BODY, NAILS + FRAGRANCE
There are a few things that drive me nuts: car washes, pumping gas, and getting a manicure. I try to keep my nails clean, but I can’t go sit there for hours with my hands held hostage! I just don’t have the time. I do get massages pretty often though. Surya Spa in Santa Monica has this body treatment called Panchakarma... It’s a four hour massage, and you have two masseuses massaging you in synchronicity. When just one person is massaging your body, your mind goes, ‘Oh my God, they’re rubbing my feet, they’re rubbing my legs,’ but with two masseuses in sync you can’t really tell who’s doing what. It’s on purpose, so you don’t think about it. I did a seven week Panchakarma series about three years ago, and that was amazing. I mean, the quality and texture of my skin was changed. They closed due to COVID but just reopened, and as soon as I heard they were back I booked a one day Panchakarma. The owner of the spa also makes the most amazing oil with all these herbs.
Fragrance is very unique to each individual’s body chemistry, so everybody needs to try a fragrance on themselves. Acqua di Gio by Giorgio Armani is a scent that works beautifully on me. Sometimes florals can be overwhelming and make my nose itch. But this is a green tea floral, so it’s fresh. I’ve been wearing it ever since it launched, over 15 years ago. I wear that 80-percent of the time, and the other 20-percent I explore. I came across this Pacifica perfume at Whole Foods called Persian Rose. This has the most beautiful rose scent without triggering my allergies. And my favorite home fragrance is Pomegranate Noir by Jo Malone. I love that scent—it’s super sexy.”

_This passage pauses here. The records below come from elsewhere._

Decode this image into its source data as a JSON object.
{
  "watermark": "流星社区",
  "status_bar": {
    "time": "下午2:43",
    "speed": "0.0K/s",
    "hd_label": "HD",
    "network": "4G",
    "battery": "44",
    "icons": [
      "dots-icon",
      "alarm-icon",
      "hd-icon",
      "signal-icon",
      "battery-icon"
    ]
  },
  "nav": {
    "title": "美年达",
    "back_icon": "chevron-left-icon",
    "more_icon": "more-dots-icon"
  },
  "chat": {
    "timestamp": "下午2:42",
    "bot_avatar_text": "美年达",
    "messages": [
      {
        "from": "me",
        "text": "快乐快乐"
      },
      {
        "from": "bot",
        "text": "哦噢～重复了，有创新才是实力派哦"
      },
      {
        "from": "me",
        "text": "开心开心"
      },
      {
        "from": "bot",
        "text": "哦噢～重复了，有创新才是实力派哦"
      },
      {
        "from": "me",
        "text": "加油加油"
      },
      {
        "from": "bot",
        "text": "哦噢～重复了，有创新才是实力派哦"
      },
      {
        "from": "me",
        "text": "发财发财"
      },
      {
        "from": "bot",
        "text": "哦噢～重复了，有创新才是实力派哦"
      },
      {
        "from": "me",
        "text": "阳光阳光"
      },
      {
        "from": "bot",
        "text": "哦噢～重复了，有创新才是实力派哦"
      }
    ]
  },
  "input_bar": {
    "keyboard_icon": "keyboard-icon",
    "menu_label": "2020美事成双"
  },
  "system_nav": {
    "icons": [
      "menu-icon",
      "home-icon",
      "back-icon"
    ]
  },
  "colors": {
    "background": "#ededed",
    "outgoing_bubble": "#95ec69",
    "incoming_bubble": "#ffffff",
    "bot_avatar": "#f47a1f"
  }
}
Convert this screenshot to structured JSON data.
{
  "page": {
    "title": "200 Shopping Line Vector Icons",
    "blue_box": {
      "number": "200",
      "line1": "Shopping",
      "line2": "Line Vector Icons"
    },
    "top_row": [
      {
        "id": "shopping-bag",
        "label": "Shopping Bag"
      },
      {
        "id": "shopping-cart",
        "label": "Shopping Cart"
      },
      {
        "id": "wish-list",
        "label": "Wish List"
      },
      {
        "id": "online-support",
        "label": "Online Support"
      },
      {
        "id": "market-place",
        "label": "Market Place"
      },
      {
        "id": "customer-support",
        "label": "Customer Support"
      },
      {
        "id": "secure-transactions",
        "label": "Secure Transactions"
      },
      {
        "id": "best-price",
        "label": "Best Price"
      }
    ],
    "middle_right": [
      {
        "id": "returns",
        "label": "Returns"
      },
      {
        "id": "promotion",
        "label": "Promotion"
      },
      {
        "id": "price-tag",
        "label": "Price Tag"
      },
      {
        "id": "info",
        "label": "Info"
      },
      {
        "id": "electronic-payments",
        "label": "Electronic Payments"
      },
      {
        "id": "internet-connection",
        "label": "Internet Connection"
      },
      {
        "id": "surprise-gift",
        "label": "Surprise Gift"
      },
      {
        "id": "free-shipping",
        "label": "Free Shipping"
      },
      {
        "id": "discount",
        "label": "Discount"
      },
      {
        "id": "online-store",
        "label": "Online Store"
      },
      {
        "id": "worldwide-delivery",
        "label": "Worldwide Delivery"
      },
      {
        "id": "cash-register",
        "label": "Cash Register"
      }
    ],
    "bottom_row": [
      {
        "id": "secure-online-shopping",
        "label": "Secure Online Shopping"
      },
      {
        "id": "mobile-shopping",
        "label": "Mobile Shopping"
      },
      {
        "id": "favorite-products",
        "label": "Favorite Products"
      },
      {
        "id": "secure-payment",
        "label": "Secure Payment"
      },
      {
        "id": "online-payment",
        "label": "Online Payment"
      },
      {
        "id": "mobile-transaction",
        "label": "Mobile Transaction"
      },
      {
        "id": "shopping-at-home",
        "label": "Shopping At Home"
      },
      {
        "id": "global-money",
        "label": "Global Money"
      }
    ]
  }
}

—as told to ITG
Toni Ko photographed by Felisha Tolentino on April 26, 2021 in Los Angeles, California.